By Molly Igoe
Three thefts occurred on Sept. 13 and 15 in Gibson Center for the Arts.
The first two thefts took place on Wednesday, Sept. 13. Junior Megan Iacona was one of the students who had their phone stolen. She said that the crew was working on the set for the show “Major Barbara,” and they kept their belongings in the open hallway with the doors to the theater open so they could keep an eye on everything.
Between 3 and 4:30 p.m, another student noticed that her phone and wallet weren’t on the table, and Iacona saw that her phone was missing.
Iacona then used Find My Android to track the whereabouts of her phone, and it took her to the Casey Swim Center, where someone had hidden it on top of a transfusion box.
Iacona was lucky; but the other student’s phone has not been found.
Director of Public Safety Gerald Roderick said that $10 had also been stolen from the student’s wallet.
The second theft occurred on Friday Sept. 15, when a student contacted Public Safety at 7:30 p.m. to report that her purse had been stolen from Gibson.
“The student had placed her backpack in a hallway outside of a classroom. Inside the backpack she had her purse. When she returned to the backpack, she noticed her purse was missing. The purse and its contents were found on campus and turned into Public Safety the next morning. The cash was stolen from the purse,” Roderick said.
Public Safety has been looking at camera data around the location of the facility, according to Roderick, but he said there are no identifiers or leads currently.
Iacona said that crew members now have a cart to put all their belongings on, which they have to bring with them while they work on the set for the play.
Gibson, which Iacona described as “a safe haven for theater students,” is known as a creative space where students who are passionate about the arts can go, but now things are more “intense,” she said.
“Just because people have to keep their stuff on them. It’s not safe to have your phone in your pocket during a work call because we’re around power tools, and picking things up and moving it around,” she said.
Roderick said that because the Johnson Fitness Center is now much harder to gain access to, perpetrators are looking for other areas on campus to target.
“As long as we’re creating opportunities for crime to occur by leaving our belongings unattended, you’re going to be the victim of a crime; when you look at the disruption that occurs when you’re the victim of a crime like that, if it’s your cellphone, you’ve lost all your data, if it’s your laptop, you’ve lost papers, notes, and all academic work. That can be a nightmare,” he said.

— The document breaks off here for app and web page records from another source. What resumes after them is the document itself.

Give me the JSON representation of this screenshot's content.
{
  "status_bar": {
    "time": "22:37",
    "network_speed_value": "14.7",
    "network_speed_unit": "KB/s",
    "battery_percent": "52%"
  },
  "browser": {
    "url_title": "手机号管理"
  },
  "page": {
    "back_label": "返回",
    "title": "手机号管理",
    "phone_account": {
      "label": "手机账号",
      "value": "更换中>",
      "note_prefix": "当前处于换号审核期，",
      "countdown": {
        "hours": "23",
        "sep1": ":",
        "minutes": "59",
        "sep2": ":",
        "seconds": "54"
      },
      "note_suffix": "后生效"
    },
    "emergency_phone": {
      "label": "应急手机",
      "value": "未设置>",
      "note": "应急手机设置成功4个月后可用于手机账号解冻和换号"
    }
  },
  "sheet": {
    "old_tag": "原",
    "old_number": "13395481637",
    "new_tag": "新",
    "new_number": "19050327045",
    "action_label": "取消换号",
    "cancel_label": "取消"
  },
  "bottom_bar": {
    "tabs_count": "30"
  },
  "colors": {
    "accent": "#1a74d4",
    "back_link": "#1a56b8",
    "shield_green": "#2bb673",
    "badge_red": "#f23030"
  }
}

Iacona agreed. “If someone takes your phone, they’re basically taking all form of communication from you; your planners and all that stuff. It’s a sense of protection and safety that feels lost.”

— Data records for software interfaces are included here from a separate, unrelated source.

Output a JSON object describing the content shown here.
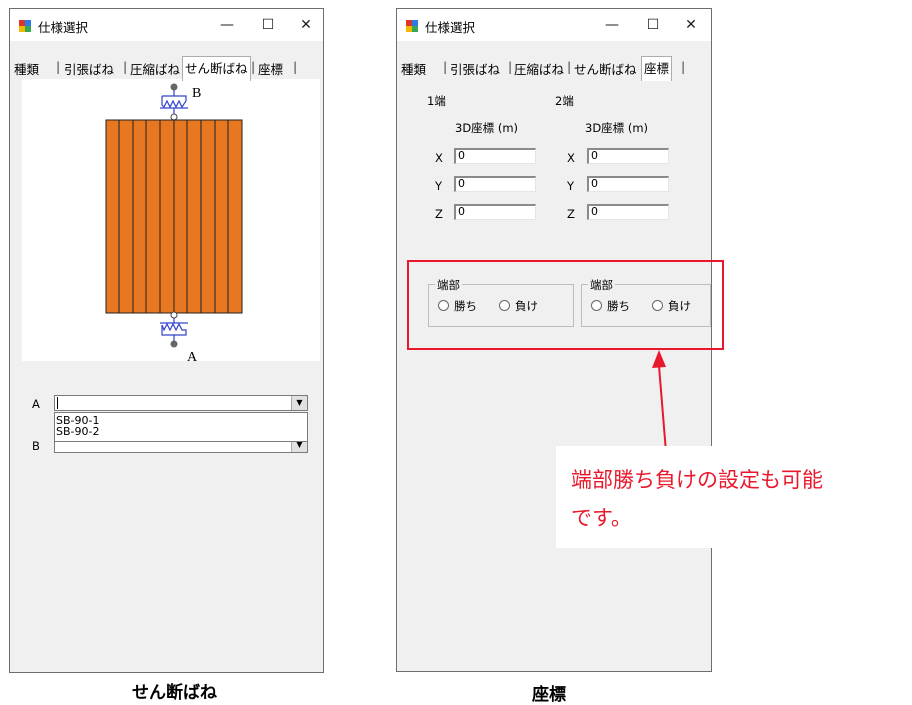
{
  "left_window": {
    "title": "仕様選択",
    "controls": {
      "minimize": "—",
      "maximize": "☐",
      "close": "✕"
    },
    "tabs": [
      {
        "label": "種類",
        "active": false
      },
      {
        "label": "引張ばね",
        "active": false
      },
      {
        "label": "圧縮ばね",
        "active": false
      },
      {
        "label": "せん断ばね",
        "active": true
      },
      {
        "label": "座標",
        "active": false
      }
    ],
    "diagram": {
      "label_top": "B",
      "label_bottom": "A",
      "body_color": "#e87722",
      "spring_color": "#3344cc"
    },
    "field_a_label": "A",
    "field_b_label": "B",
    "dropdown_options": [
      "SB-90-1",
      "SB-90-2"
    ]
  },
  "right_window": {
    "title": "仕様選択",
    "controls": {
      "minimize": "—",
      "maximize": "☐",
      "close": "✕"
    },
    "tabs": [
      {
        "label": "種類",
        "active": false
      },
      {
        "label": "引張ばね",
        "active": false
      },
      {
        "label": "圧縮ばね",
        "active": false
      },
      {
        "label": "せん断ばね",
        "active": false
      },
      {
        "label": "座標",
        "active": true
      }
    ],
    "end1": {
      "title": "1端",
      "subtitle": "3D座標 (m)",
      "x_label": "X",
      "x": "0",
      "y_label": "Y",
      "y": "0",
      "z_label": "Z",
      "z": "0"
    },
    "end2": {
      "title": "2端",
      "subtitle": "3D座標 (m)",
      "x_label": "X",
      "x": "0",
      "y_label": "Y",
      "y": "0",
      "z_label": "Z",
      "z": "0"
    },
    "group1": {
      "title": "端部",
      "win": "勝ち",
      "lose": "負け"
    },
    "group2": {
      "title": "端部",
      "win": "勝ち",
      "lose": "負け"
    }
  },
  "annotation": {
    "line1": "端部勝ち負けの設定も可能",
    "line2": "です。",
    "color": "#e8192c"
  },
  "captions": {
    "left": "せん断ばね",
    "right": "座標"
  }
}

To reduce the risk of having your items stolen, Roderick said students should travel lightly so you can carry everything with you.

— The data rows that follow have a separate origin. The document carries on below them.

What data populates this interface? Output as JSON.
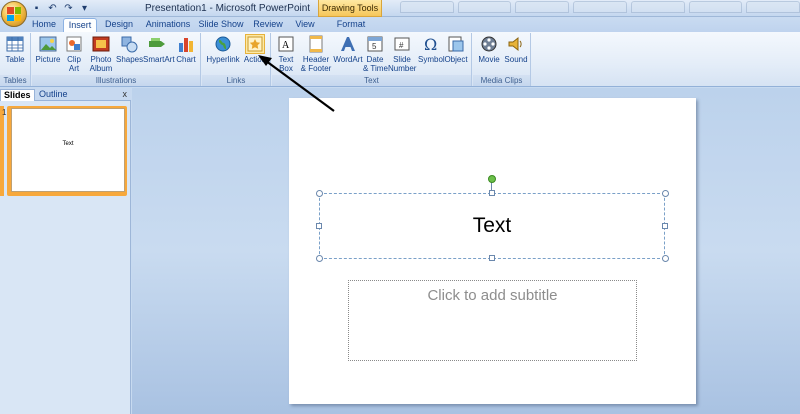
{
  "window": {
    "title": "Presentation1 - Microsoft PowerPoint",
    "contextual_tab": "Drawing Tools"
  },
  "tabs": [
    "Home",
    "Insert",
    "Design",
    "Animations",
    "Slide Show",
    "Review",
    "View",
    "Format"
  ],
  "active_tab": "Insert",
  "ribbon": {
    "groups": {
      "tables": "Tables",
      "illustrations": "Illustrations",
      "links": "Links",
      "text": "Text",
      "media": "Media Clips"
    },
    "buttons": {
      "table": [
        "Table",
        ""
      ],
      "picture": [
        "Picture",
        ""
      ],
      "clip_art": [
        "Clip",
        "Art"
      ],
      "photo_album": [
        "Photo",
        "Album"
      ],
      "shapes": [
        "Shapes",
        ""
      ],
      "smartart": [
        "SmartArt",
        ""
      ],
      "chart": [
        "Chart",
        ""
      ],
      "hyperlink": [
        "Hyperlink",
        ""
      ],
      "action": [
        "Action",
        ""
      ],
      "text_box": [
        "Text",
        "Box"
      ],
      "header_footer": [
        "Header",
        "& Footer"
      ],
      "wordart": [
        "WordArt",
        ""
      ],
      "date_time": [
        "Date",
        "& Time"
      ],
      "slide_number": [
        "Slide",
        "Number"
      ],
      "symbol": [
        "Symbol",
        ""
      ],
      "object": [
        "Object",
        ""
      ],
      "movie": [
        "Movie",
        ""
      ],
      "sound": [
        "Sound",
        ""
      ]
    }
  },
  "panel": {
    "tabs": [
      "Slides",
      "Outline"
    ],
    "close": "x",
    "slide_number": "1",
    "thumb_text": "Text"
  },
  "slide": {
    "title": "Text",
    "subtitle_placeholder": "Click to add subtitle"
  },
  "colors": {
    "accent": "#15428b",
    "thumb_highlight": "#f7a83b",
    "rotate_handle": "#6cc04a"
  }
}
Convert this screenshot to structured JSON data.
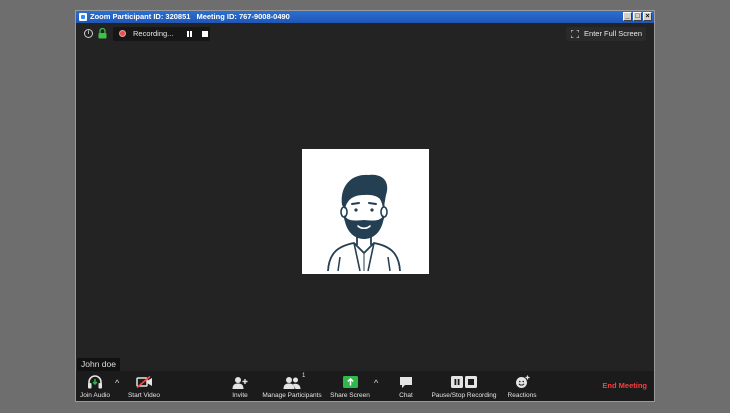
{
  "window": {
    "participant_id": "Zoom Participant ID: 320851",
    "meeting_id": "Meeting ID: 767-9008-0490",
    "minimize": "_",
    "maximize": "□",
    "close": "×"
  },
  "recording": {
    "label": "Recording..."
  },
  "fullscreen": {
    "label": "Enter Full Screen"
  },
  "participant": {
    "name": "John doe"
  },
  "toolbar": {
    "join_audio": "Join Audio",
    "start_video": "Start Video",
    "invite": "Invite",
    "manage_participants": "Manage Participants",
    "participant_count": "1",
    "share_screen": "Share Screen",
    "chat": "Chat",
    "pause_stop_recording": "Pause/Stop Recording",
    "reactions": "Reactions",
    "end_meeting": "End Meeting"
  },
  "colors": {
    "accent_green": "#2fb94a",
    "end_red": "#ff3b3b",
    "recording_red": "#e85050",
    "lock_green": "#3cc34a"
  }
}
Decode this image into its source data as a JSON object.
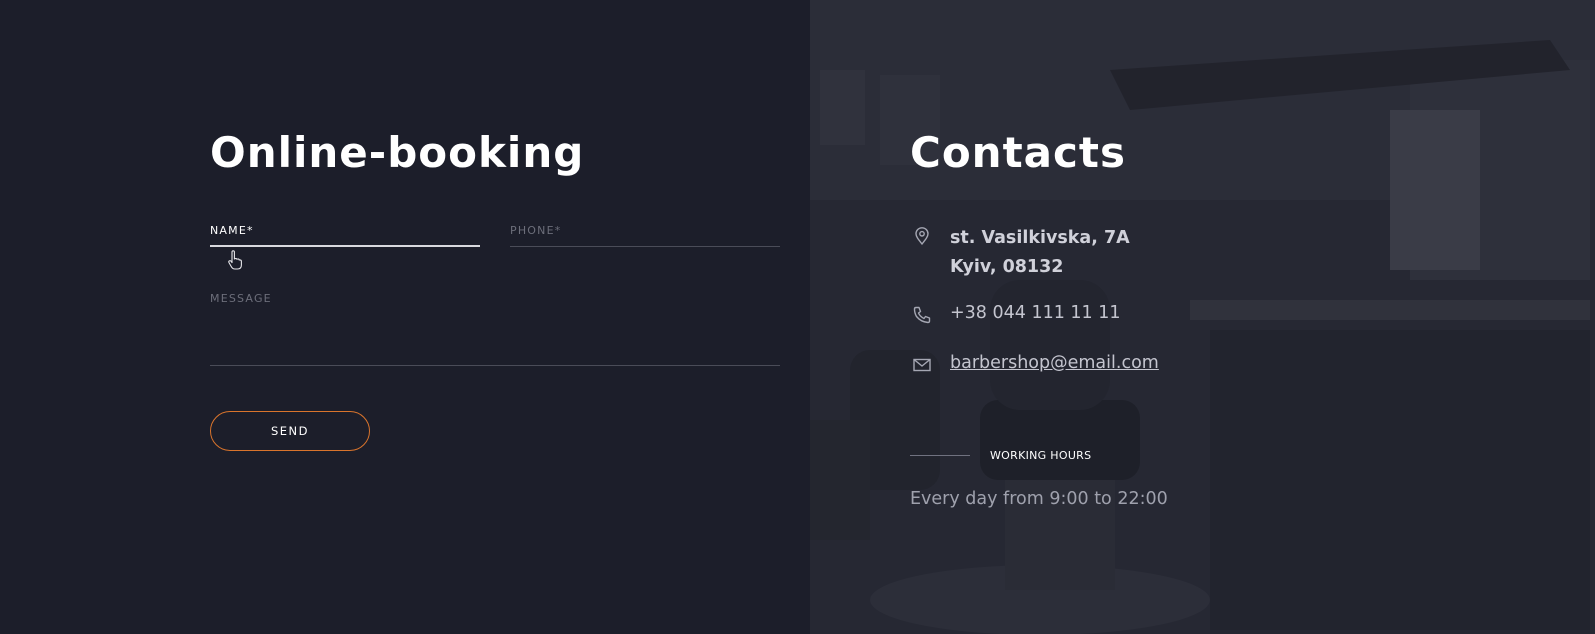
{
  "booking": {
    "title": "Online-booking",
    "name_label": "NAME*",
    "phone_label": "PHONE*",
    "message_label": "MESSAGE",
    "send_label": "SEND"
  },
  "contacts": {
    "title": "Contacts",
    "address_line1": "st. Vasilkivska, 7A",
    "address_line2": "Kyiv, 08132",
    "phone": "+38 044 111 11 11",
    "email": "barbershop@email.com",
    "hours_label": "WORKING HOURS",
    "hours_text": "Every day from 9:00 to 22:00"
  },
  "icons": {
    "address": "map-pin-icon",
    "phone": "phone-icon",
    "email": "mail-icon",
    "cursor": "hand-cursor-icon"
  },
  "colors": {
    "background": "#1c1e2a",
    "accent": "#d9742c",
    "text_primary": "#ffffff",
    "text_muted": "#6c6e7a"
  }
}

“Remember and be aware that not everyone has the best intentions,” Iacona said.